Sharing the Workload

Sharing the Workload

Each time you recruit somebody, designate somebody the hiring manager.

The hiring manager ‘owns’ that role: she’s the point person for all things related to filling that role.

A hiring manager’s responsibilities are:

  • Drafting the job description
  • Finding candidates
  • Reviewing applications and CVs
  • Meeting all the candidates
  • Ensuring candidates have good feedback
  • Organising on-boarding and ensuring the new hire gets a great introduction to the company

The hiring manager doesn’t have be an actual manager – but it should be the person closest to the role.
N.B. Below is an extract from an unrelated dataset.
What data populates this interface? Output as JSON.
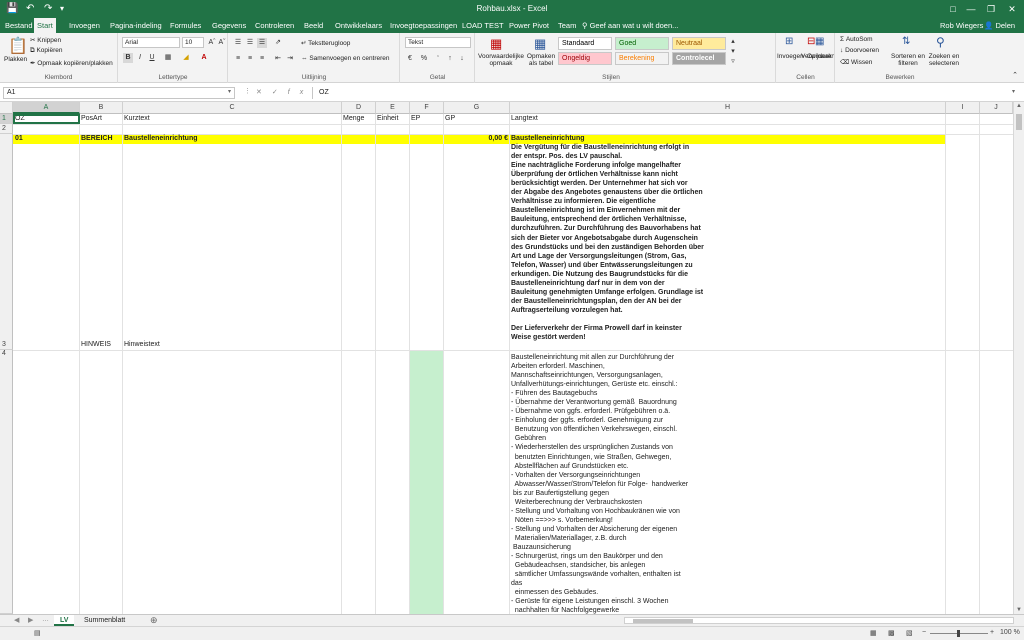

So if you’re hiring an iOS engineer, your iOS lead should be the hiring manager.

The hiring manager is responsible for answering questions like:

  • What will this person add to the company’s existing skill set?
  • How will this role fit within your team structure? Who will this person report to?
  • What impact will this have on existing team members?
  • What is the job title (and does the job title matter?)
  • What skills and attributes are necessary for this role?
  • What does a “good fit” look like? What does an “amazing” candidate look like?

That said, recruitment is everyone’s job in a start-up.

Every person that your team meets is a potential candidate, and everyone is responsible for finding and attracting top talent.

Recruiting for your company should be a positive, enjoyable experience. It’s a brilliant opportunity to meet people who share your passions and interests. It’s also a great way to learn more about yourself, your team and your company.

Your attitude towards the search, process and on-boarding will come across when you meet candidates. It’s important because candidates often decide to join or not join a company based on how they found the people they met they met. People want to work with people they can learn from and share experiences with. Often, this is more important to candidates than what salary they’ll get.

Great recruiting creates a virtuous circle. The better the people you have, the more likely your team is to recruit their best contacts as referrals. Conversely, if the bar drops, your team will worry that those subpar hires reflect on them, and will be less likely to help recruit future teammates.

Remember that recruiting takes practice. The more you recruit and interview, the better you will become at it.